● **What the task requires**
Give back every entry in full, exactly as it reads.

● **Input data**
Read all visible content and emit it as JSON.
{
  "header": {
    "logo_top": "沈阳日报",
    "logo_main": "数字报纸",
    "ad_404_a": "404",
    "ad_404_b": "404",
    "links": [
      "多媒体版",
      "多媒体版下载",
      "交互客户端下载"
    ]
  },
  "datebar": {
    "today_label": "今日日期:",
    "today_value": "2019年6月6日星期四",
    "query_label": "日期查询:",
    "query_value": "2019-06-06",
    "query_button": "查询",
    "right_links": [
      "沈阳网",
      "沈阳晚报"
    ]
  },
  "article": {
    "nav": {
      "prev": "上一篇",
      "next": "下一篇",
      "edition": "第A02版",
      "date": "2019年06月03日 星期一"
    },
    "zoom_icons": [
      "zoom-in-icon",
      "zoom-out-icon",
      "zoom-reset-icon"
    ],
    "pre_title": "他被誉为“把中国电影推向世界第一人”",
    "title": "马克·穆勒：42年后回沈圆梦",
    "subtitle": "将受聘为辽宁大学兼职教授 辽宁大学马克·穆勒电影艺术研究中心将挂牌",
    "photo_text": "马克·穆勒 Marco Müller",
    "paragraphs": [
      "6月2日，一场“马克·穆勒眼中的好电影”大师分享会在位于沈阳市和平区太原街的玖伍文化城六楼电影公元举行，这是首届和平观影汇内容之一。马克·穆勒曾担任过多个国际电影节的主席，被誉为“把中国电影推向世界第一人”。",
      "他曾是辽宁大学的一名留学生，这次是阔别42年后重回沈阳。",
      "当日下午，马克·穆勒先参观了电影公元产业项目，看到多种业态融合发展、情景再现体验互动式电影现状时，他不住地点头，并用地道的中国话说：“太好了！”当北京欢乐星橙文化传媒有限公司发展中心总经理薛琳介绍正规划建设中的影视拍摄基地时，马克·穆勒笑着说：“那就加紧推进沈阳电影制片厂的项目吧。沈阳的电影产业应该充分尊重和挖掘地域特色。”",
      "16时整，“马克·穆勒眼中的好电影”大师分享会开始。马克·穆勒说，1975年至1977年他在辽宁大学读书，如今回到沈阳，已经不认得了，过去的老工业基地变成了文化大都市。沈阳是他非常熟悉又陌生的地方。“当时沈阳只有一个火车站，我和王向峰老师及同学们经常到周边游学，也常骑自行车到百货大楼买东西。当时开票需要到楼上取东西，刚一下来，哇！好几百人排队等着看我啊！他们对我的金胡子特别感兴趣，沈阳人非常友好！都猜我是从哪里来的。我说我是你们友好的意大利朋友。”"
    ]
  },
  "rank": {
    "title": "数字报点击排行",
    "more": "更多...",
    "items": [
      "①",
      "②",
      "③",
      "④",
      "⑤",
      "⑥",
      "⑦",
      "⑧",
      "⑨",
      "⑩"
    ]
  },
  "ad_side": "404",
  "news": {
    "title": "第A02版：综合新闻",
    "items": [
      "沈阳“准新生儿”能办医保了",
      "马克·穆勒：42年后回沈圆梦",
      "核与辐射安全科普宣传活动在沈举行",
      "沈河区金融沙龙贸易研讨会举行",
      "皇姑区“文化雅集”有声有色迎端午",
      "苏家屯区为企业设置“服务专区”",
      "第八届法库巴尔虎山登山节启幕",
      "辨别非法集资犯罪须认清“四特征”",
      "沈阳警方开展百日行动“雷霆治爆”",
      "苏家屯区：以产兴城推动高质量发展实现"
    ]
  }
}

● **Written answer**
Read all visible content and emit it as JSON.
{
  "header": {
    "logo_top": "沈阳日报",
    "logo_main": "数字报纸",
    "ad_404_a": "404",
    "ad_404_b": "404",
    "links": [
      "多媒体版",
      "多媒体版下载",
      "交互客户端下载"
    ]
  },
  "datebar": {
    "today_label": "今日日期:",
    "today_value": "2019年6月6日星期四",
    "query_label": "日期查询:",
    "query_value": "2019-06-06",
    "query_button": "查询",
    "right_links": [
      "沈阳网",
      "沈阳晚报"
    ]
  },
  "article": {
    "nav": {
      "prev": "上一篇",
      "next": "下一篇",
      "edition": "第A02版",
      "date": "2019年06月03日 星期一"
    },
    "zoom_icons": [
      "zoom-in-icon",
      "zoom-out-icon",
      "zoom-reset-icon"
    ],
    "pre_title": "他被誉为“把中国电影推向世界第一人”",
    "title": "马克·穆勒：42年后回沈圆梦",
    "subtitle": "将受聘为辽宁大学兼职教授 辽宁大学马克·穆勒电影艺术研究中心将挂牌",
    "photo_text": "马克·穆勒 Marco Müller",
    "paragraphs": [
      "6月2日，一场“马克·穆勒眼中的好电影”大师分享会在位于沈阳市和平区太原街的玖伍文化城六楼电影公元举行，这是首届和平观影汇内容之一。马克·穆勒曾担任过多个国际电影节的主席，被誉为“把中国电影推向世界第一人”。",
      "他曾是辽宁大学的一名留学生，这次是阔别42年后重回沈阳。",
      "当日下午，马克·穆勒先参观了电影公元产业项目，看到多种业态融合发展、情景再现体验互动式电影现状时，他不住地点头，并用地道的中国话说：“太好了！”当北京欢乐星橙文化传媒有限公司发展中心总经理薛琳介绍正规划建设中的影视拍摄基地时，马克·穆勒笑着说：“那就加紧推进沈阳电影制片厂的项目吧。沈阳的电影产业应该充分尊重和挖掘地域特色。”",
      "16时整，“马克·穆勒眼中的好电影”大师分享会开始。马克·穆勒说，1975年至1977年他在辽宁大学读书，如今回到沈阳，已经不认得了，过去的老工业基地变成了文化大都市。沈阳是他非常熟悉又陌生的地方。“当时沈阳只有一个火车站，我和王向峰老师及同学们经常到周边游学，也常骑自行车到百货大楼买东西。当时开票需要到楼上取东西，刚一下来，哇！好几百人排队等着看我啊！他们对我的金胡子特别感兴趣，沈阳人非常友好！都猜我是从哪里来的。我说我是你们友好的意大利朋友。”"
    ]
  },
  "rank": {
    "title": "数字报点击排行",
    "more": "更多...",
    "items": [
      "①",
      "②",
      "③",
      "④",
      "⑤",
      "⑥",
      "⑦",
      "⑧",
      "⑨",
      "⑩"
    ]
  },
  "ad_side": "404",
  "news": {
    "title": "第A02版：综合新闻",
    "items": [
      "沈阳“准新生儿”能办医保了",
      "马克·穆勒：42年后回沈圆梦",
      "核与辐射安全科普宣传活动在沈举行",
      "沈河区金融沙龙贸易研讨会举行",
      "皇姑区“文化雅集”有声有色迎端午",
      "苏家屯区为企业设置“服务专区”",
      "第八届法库巴尔虎山登山节启幕",
      "辨别非法集资犯罪须认清“四特征”",
      "沈阳警方开展百日行动“雷霆治爆”",
      "苏家屯区：以产兴城推动高质量发展实现"
    ]
  }
}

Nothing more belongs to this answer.